I'd like every line from the material below that has "correct" in it.
==========
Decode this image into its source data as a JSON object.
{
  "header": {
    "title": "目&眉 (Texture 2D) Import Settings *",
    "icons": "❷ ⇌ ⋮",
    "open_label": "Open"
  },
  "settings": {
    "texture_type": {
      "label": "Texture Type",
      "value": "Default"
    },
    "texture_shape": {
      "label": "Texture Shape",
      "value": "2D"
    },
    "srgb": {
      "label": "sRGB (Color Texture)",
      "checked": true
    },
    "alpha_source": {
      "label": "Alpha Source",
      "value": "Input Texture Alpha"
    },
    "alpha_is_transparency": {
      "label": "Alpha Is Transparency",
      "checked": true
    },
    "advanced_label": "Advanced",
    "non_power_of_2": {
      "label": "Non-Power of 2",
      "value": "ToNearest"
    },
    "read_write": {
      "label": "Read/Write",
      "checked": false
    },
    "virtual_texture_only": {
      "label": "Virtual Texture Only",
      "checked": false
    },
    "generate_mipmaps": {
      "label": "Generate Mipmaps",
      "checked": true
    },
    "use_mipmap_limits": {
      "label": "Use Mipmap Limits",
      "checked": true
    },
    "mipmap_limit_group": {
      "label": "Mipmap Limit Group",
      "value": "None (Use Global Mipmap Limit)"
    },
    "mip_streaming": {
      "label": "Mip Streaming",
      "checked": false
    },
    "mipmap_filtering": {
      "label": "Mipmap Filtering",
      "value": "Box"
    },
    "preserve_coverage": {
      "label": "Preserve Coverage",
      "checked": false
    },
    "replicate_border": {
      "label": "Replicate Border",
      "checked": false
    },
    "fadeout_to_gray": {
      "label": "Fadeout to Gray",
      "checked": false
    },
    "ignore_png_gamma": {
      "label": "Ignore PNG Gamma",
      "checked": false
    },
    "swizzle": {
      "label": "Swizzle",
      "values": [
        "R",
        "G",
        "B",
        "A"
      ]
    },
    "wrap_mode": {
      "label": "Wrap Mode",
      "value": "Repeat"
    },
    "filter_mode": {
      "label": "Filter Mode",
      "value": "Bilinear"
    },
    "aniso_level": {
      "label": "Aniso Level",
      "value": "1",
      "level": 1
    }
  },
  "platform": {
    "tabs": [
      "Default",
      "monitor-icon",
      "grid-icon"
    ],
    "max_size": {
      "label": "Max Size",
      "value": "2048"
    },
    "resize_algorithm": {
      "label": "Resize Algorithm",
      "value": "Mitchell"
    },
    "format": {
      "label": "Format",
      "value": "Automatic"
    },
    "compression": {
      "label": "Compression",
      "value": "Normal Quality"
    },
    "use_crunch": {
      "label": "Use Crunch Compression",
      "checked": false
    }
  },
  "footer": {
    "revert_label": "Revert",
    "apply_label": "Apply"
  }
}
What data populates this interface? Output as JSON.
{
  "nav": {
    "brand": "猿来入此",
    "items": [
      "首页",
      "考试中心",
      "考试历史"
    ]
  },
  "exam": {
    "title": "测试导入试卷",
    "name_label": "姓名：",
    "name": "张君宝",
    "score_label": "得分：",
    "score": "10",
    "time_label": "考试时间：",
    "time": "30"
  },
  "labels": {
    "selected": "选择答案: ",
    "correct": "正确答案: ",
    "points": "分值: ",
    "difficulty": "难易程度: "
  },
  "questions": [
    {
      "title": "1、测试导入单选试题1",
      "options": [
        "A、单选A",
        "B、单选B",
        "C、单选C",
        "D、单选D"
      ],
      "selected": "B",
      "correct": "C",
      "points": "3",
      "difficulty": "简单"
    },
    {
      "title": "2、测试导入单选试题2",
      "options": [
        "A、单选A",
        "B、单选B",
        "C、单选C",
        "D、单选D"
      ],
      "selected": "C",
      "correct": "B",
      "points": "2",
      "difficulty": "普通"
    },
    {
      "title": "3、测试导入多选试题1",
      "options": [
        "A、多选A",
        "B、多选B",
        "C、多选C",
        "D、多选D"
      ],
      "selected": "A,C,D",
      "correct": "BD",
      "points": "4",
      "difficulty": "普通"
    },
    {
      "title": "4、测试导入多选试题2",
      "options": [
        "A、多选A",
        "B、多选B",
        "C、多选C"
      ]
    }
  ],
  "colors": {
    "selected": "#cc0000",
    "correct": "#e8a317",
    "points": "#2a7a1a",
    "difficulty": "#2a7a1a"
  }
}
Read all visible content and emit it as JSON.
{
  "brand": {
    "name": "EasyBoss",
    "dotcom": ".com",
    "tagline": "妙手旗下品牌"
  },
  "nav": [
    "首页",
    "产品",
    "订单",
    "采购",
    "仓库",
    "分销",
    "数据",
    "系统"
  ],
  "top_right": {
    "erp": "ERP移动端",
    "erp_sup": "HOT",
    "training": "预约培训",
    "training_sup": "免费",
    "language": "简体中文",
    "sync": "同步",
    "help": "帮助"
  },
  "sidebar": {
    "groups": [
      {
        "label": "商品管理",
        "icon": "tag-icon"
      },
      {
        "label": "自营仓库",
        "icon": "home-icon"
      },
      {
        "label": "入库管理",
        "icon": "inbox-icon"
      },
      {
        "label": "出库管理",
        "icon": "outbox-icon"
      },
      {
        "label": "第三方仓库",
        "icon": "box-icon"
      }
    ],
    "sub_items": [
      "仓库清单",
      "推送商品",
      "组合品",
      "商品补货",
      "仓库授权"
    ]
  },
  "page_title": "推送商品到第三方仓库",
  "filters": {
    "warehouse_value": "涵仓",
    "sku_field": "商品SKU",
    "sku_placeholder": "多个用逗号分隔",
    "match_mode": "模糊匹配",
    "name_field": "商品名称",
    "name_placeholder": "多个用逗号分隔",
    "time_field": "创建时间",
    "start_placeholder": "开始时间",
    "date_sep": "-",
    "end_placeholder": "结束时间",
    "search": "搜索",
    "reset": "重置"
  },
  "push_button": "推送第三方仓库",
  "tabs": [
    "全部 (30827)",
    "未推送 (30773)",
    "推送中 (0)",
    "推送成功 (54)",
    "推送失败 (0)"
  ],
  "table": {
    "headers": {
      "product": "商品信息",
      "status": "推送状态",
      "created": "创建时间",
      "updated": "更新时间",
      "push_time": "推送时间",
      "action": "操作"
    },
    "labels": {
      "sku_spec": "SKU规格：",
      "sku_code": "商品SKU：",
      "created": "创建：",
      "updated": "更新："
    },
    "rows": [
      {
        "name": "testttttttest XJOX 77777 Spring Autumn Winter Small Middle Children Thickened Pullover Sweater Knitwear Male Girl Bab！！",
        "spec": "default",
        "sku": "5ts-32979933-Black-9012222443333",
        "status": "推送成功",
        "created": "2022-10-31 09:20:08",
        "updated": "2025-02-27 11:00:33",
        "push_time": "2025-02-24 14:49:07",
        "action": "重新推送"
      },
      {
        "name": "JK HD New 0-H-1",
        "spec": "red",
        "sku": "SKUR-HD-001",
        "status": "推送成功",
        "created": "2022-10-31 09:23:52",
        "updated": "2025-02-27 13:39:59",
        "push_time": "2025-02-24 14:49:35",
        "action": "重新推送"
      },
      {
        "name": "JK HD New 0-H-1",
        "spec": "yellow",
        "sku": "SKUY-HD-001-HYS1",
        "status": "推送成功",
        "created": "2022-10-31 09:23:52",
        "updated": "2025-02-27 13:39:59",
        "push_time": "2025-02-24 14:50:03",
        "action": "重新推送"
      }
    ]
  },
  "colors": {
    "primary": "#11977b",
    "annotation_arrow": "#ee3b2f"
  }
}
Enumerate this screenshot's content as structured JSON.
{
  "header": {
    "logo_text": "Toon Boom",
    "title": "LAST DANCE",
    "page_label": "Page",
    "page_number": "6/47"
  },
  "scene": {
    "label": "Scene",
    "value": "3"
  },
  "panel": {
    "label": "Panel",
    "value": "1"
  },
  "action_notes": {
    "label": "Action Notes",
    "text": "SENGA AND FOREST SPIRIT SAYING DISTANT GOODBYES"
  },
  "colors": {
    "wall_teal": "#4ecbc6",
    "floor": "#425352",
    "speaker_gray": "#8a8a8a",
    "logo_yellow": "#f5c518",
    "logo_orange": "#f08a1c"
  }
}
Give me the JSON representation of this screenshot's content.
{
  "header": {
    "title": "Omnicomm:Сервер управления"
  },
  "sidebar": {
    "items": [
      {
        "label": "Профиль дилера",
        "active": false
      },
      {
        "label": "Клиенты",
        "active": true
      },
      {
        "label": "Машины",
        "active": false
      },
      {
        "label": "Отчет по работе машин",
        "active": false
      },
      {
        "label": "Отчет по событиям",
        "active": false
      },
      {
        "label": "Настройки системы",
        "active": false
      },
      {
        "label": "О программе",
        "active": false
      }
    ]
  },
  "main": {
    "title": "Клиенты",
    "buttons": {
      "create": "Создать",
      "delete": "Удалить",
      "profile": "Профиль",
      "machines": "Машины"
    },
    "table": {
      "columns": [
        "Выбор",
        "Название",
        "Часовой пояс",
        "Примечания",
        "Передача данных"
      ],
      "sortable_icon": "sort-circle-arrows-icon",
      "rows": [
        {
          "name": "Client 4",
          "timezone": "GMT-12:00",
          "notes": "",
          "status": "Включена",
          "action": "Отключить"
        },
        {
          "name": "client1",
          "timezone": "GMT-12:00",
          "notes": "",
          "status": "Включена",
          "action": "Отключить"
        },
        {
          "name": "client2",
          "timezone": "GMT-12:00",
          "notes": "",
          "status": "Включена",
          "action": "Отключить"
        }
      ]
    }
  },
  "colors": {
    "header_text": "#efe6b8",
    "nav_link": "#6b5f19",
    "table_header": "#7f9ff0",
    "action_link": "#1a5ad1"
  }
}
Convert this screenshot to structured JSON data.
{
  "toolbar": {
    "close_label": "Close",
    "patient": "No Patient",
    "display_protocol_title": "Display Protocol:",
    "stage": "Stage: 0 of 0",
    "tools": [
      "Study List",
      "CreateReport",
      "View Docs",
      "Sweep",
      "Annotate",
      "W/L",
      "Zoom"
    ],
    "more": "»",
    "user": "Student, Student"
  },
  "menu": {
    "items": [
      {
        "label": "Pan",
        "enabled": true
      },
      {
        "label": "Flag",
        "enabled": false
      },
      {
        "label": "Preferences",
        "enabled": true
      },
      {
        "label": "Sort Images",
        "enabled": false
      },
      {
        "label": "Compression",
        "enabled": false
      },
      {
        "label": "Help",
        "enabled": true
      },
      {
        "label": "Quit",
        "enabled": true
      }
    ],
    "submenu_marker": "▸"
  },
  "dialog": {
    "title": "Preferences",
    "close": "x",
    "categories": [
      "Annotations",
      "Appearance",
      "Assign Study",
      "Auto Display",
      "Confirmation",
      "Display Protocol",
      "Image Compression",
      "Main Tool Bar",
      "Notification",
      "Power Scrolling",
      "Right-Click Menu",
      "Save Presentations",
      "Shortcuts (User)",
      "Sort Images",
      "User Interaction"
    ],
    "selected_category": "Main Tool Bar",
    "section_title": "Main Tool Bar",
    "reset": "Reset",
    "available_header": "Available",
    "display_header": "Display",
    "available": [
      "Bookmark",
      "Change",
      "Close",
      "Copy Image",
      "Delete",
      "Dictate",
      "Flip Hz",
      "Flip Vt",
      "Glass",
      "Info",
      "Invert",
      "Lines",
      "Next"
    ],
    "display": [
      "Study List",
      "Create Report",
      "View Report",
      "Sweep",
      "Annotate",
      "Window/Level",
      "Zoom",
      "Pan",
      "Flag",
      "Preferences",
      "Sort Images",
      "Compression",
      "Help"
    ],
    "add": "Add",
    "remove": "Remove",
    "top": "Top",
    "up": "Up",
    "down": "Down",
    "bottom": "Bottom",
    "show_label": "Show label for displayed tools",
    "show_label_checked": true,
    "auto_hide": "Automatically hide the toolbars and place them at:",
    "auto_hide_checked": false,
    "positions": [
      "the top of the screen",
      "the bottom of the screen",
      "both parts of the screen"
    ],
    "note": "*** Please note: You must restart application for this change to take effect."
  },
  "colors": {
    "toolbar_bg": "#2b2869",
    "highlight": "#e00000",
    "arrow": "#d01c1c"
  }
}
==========
| Problem solution |
    "correct": "正确答案: ",
      "correct": "C",
      "correct": "B",
      "correct": "BD",
    "correct": "#e8a317",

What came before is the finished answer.